■ WHAT IS EXPECTED
Write every record out again exactly as shown below.

■ INPUT FOR THIS TASK
◇ ◇ ◇ ◇ ◇

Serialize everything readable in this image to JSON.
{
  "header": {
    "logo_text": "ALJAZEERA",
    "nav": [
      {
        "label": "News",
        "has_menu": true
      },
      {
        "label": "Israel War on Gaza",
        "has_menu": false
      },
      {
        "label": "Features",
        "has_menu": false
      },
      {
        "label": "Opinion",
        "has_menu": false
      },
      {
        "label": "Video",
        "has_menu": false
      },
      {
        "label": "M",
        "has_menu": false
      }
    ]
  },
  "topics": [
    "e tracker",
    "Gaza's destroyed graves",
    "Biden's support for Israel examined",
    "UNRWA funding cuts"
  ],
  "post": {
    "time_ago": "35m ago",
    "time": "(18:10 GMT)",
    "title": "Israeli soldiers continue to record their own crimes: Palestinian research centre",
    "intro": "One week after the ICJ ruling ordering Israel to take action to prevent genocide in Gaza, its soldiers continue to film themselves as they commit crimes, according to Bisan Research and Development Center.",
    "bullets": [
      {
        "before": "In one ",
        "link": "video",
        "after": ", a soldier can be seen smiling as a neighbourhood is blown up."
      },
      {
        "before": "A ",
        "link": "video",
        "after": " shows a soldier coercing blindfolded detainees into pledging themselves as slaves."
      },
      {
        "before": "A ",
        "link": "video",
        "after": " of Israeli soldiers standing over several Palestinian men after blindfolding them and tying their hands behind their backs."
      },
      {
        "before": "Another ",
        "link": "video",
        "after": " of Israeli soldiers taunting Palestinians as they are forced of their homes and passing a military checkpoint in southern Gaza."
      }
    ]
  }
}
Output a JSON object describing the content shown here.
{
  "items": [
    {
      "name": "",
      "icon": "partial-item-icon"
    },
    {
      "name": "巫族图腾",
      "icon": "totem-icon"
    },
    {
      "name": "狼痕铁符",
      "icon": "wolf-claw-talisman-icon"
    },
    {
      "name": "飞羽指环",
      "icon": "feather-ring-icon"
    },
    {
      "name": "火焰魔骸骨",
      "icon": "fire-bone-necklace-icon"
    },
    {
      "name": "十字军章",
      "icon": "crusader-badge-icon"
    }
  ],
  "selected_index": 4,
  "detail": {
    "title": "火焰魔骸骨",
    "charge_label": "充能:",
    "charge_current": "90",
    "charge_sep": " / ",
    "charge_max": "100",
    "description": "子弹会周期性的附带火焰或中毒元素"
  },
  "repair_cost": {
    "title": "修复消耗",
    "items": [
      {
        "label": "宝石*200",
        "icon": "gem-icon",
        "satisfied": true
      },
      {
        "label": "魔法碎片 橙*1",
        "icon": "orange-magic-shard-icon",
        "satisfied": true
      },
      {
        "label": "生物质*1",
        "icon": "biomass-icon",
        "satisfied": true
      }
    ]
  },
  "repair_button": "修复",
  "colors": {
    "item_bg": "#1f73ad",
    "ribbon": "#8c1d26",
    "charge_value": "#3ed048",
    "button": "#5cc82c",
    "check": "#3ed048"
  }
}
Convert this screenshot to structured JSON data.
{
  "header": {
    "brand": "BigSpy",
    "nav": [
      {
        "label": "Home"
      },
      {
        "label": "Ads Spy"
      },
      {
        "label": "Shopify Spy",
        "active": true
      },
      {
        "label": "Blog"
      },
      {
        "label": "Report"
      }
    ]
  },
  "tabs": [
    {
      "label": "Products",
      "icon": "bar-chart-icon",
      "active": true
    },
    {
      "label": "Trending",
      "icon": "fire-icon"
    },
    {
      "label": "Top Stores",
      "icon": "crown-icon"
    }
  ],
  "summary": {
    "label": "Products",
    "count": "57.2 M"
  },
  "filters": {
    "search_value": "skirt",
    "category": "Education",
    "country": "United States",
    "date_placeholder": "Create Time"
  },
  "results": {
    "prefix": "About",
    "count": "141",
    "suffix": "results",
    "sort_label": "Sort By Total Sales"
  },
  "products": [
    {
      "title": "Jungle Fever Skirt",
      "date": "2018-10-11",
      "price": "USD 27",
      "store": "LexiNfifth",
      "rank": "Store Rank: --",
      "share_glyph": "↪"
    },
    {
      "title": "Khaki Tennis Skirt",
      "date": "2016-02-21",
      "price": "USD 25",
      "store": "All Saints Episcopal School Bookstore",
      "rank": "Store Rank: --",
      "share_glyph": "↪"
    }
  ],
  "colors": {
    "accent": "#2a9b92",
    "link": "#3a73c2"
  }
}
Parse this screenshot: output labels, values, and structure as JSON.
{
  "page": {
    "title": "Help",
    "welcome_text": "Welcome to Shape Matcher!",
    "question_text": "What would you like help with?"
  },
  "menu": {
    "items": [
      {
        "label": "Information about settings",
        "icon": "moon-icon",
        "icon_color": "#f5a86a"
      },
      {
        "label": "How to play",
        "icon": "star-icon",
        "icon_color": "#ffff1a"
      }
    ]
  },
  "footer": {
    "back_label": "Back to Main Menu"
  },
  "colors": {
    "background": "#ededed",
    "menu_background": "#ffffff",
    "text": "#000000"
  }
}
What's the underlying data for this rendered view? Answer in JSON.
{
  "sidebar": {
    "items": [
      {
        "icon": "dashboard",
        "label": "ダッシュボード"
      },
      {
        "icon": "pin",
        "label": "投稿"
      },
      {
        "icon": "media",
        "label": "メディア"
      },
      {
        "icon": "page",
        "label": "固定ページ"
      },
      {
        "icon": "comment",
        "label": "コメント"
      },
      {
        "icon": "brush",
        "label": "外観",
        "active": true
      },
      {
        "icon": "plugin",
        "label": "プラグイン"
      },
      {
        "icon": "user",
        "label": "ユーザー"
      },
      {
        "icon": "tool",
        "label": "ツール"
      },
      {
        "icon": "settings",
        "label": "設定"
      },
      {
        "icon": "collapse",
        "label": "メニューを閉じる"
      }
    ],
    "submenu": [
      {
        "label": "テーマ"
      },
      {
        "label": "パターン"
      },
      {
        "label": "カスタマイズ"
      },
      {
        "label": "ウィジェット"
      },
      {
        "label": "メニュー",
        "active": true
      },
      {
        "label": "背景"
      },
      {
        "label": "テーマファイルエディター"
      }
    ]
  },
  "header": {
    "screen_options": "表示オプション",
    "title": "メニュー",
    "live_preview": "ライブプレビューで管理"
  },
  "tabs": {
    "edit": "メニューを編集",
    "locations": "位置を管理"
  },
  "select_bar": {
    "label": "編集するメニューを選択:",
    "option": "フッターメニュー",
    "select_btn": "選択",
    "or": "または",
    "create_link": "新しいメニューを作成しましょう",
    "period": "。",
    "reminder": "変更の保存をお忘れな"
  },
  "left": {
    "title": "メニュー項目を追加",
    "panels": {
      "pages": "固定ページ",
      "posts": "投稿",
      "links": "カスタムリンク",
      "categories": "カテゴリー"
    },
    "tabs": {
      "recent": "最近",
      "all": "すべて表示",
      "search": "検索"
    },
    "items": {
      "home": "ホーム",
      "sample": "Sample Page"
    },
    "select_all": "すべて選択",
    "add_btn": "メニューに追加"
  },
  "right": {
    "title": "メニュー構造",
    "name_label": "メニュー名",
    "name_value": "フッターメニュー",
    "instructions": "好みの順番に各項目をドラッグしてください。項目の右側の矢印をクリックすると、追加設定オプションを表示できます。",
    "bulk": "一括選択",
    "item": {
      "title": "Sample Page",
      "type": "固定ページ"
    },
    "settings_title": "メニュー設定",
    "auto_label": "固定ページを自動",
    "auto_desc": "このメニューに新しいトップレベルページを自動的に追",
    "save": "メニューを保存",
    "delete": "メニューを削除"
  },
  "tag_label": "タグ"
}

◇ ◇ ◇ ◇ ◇

■ RESULT BELOW
Serialize everything readable in this image to JSON.
{
  "header": {
    "logo_text": "ALJAZEERA",
    "nav": [
      {
        "label": "News",
        "has_menu": true
      },
      {
        "label": "Israel War on Gaza",
        "has_menu": false
      },
      {
        "label": "Features",
        "has_menu": false
      },
      {
        "label": "Opinion",
        "has_menu": false
      },
      {
        "label": "Video",
        "has_menu": false
      },
      {
        "label": "M",
        "has_menu": false
      }
    ]
  },
  "topics": [
    "e tracker",
    "Gaza's destroyed graves",
    "Biden's support for Israel examined",
    "UNRWA funding cuts"
  ],
  "post": {
    "time_ago": "35m ago",
    "time": "(18:10 GMT)",
    "title": "Israeli soldiers continue to record their own crimes: Palestinian research centre",
    "intro": "One week after the ICJ ruling ordering Israel to take action to prevent genocide in Gaza, its soldiers continue to film themselves as they commit crimes, according to Bisan Research and Development Center.",
    "bullets": [
      {
        "before": "In one ",
        "link": "video",
        "after": ", a soldier can be seen smiling as a neighbourhood is blown up."
      },
      {
        "before": "A ",
        "link": "video",
        "after": " shows a soldier coercing blindfolded detainees into pledging themselves as slaves."
      },
      {
        "before": "A ",
        "link": "video",
        "after": " of Israeli soldiers standing over several Palestinian men after blindfolding them and tying their hands behind their backs."
      },
      {
        "before": "Another ",
        "link": "video",
        "after": " of Israeli soldiers taunting Palestinians as they are forced of their homes and passing a military checkpoint in southern Gaza."
      }
    ]
  }
}
Output a JSON object describing the content shown here.
{
  "items": [
    {
      "name": "",
      "icon": "partial-item-icon"
    },
    {
      "name": "巫族图腾",
      "icon": "totem-icon"
    },
    {
      "name": "狼痕铁符",
      "icon": "wolf-claw-talisman-icon"
    },
    {
      "name": "飞羽指环",
      "icon": "feather-ring-icon"
    },
    {
      "name": "火焰魔骸骨",
      "icon": "fire-bone-necklace-icon"
    },
    {
      "name": "十字军章",
      "icon": "crusader-badge-icon"
    }
  ],
  "selected_index": 4,
  "detail": {
    "title": "火焰魔骸骨",
    "charge_label": "充能:",
    "charge_current": "90",
    "charge_sep": " / ",
    "charge_max": "100",
    "description": "子弹会周期性的附带火焰或中毒元素"
  },
  "repair_cost": {
    "title": "修复消耗",
    "items": [
      {
        "label": "宝石*200",
        "icon": "gem-icon",
        "satisfied": true
      },
      {
        "label": "魔法碎片 橙*1",
        "icon": "orange-magic-shard-icon",
        "satisfied": true
      },
      {
        "label": "生物质*1",
        "icon": "biomass-icon",
        "satisfied": true
      }
    ]
  },
  "repair_button": "修复",
  "colors": {
    "item_bg": "#1f73ad",
    "ribbon": "#8c1d26",
    "charge_value": "#3ed048",
    "button": "#5cc82c",
    "check": "#3ed048"
  }
}
Convert this screenshot to structured JSON data.
{
  "header": {
    "brand": "BigSpy",
    "nav": [
      {
        "label": "Home"
      },
      {
        "label": "Ads Spy"
      },
      {
        "label": "Shopify Spy",
        "active": true
      },
      {
        "label": "Blog"
      },
      {
        "label": "Report"
      }
    ]
  },
  "tabs": [
    {
      "label": "Products",
      "icon": "bar-chart-icon",
      "active": true
    },
    {
      "label": "Trending",
      "icon": "fire-icon"
    },
    {
      "label": "Top Stores",
      "icon": "crown-icon"
    }
  ],
  "summary": {
    "label": "Products",
    "count": "57.2 M"
  },
  "filters": {
    "search_value": "skirt",
    "category": "Education",
    "country": "United States",
    "date_placeholder": "Create Time"
  },
  "results": {
    "prefix": "About",
    "count": "141",
    "suffix": "results",
    "sort_label": "Sort By Total Sales"
  },
  "products": [
    {
      "title": "Jungle Fever Skirt",
      "date": "2018-10-11",
      "price": "USD 27",
      "store": "LexiNfifth",
      "rank": "Store Rank: --",
      "share_glyph": "↪"
    },
    {
      "title": "Khaki Tennis Skirt",
      "date": "2016-02-21",
      "price": "USD 25",
      "store": "All Saints Episcopal School Bookstore",
      "rank": "Store Rank: --",
      "share_glyph": "↪"
    }
  ],
  "colors": {
    "accent": "#2a9b92",
    "link": "#3a73c2"
  }
}
Parse this screenshot: output labels, values, and structure as JSON.
{
  "page": {
    "title": "Help",
    "welcome_text": "Welcome to Shape Matcher!",
    "question_text": "What would you like help with?"
  },
  "menu": {
    "items": [
      {
        "label": "Information about settings",
        "icon": "moon-icon",
        "icon_color": "#f5a86a"
      },
      {
        "label": "How to play",
        "icon": "star-icon",
        "icon_color": "#ffff1a"
      }
    ]
  },
  "footer": {
    "back_label": "Back to Main Menu"
  },
  "colors": {
    "background": "#ededed",
    "menu_background": "#ffffff",
    "text": "#000000"
  }
}
What's the underlying data for this rendered view? Answer in JSON.
{
  "sidebar": {
    "items": [
      {
        "icon": "dashboard",
        "label": "ダッシュボード"
      },
      {
        "icon": "pin",
        "label": "投稿"
      },
      {
        "icon": "media",
        "label": "メディア"
      },
      {
        "icon": "page",
        "label": "固定ページ"
      },
      {
        "icon": "comment",
        "label": "コメント"
      },
      {
        "icon": "brush",
        "label": "外観",
        "active": true
      },
      {
        "icon": "plugin",
        "label": "プラグイン"
      },
      {
        "icon": "user",
        "label": "ユーザー"
      },
      {
        "icon": "tool",
        "label": "ツール"
      },
      {
        "icon": "settings",
        "label": "設定"
      },
      {
        "icon": "collapse",
        "label": "メニューを閉じる"
      }
    ],
    "submenu": [
      {
        "label": "テーマ"
      },
      {
        "label": "パターン"
      },
      {
        "label": "カスタマイズ"
      },
      {
        "label": "ウィジェット"
      },
      {
        "label": "メニュー",
        "active": true
      },
      {
        "label": "背景"
      },
      {
        "label": "テーマファイルエディター"
      }
    ]
  },
  "header": {
    "screen_options": "表示オプション",
    "title": "メニュー",
    "live_preview": "ライブプレビューで管理"
  },
  "tabs": {
    "edit": "メニューを編集",
    "locations": "位置を管理"
  },
  "select_bar": {
    "label": "編集するメニューを選択:",
    "option": "フッターメニュー",
    "select_btn": "選択",
    "or": "または",
    "create_link": "新しいメニューを作成しましょう",
    "period": "。",
    "reminder": "変更の保存をお忘れな"
  },
  "left": {
    "title": "メニュー項目を追加",
    "panels": {
      "pages": "固定ページ",
      "posts": "投稿",
      "links": "カスタムリンク",
      "categories": "カテゴリー"
    },
    "tabs": {
      "recent": "最近",
      "all": "すべて表示",
      "search": "検索"
    },
    "items": {
      "home": "ホーム",
      "sample": "Sample Page"
    },
    "select_all": "すべて選択",
    "add_btn": "メニューに追加"
  },
  "right": {
    "title": "メニュー構造",
    "name_label": "メニュー名",
    "name_value": "フッターメニュー",
    "instructions": "好みの順番に各項目をドラッグしてください。項目の右側の矢印をクリックすると、追加設定オプションを表示できます。",
    "bulk": "一括選択",
    "item": {
      "title": "Sample Page",
      "type": "固定ページ"
    },
    "settings_title": "メニュー設定",
    "auto_label": "固定ページを自動",
    "auto_desc": "このメニューに新しいトップレベルページを自動的に追",
    "save": "メニューを保存",
    "delete": "メニューを削除"
  },
  "tag_label": "タグ"
}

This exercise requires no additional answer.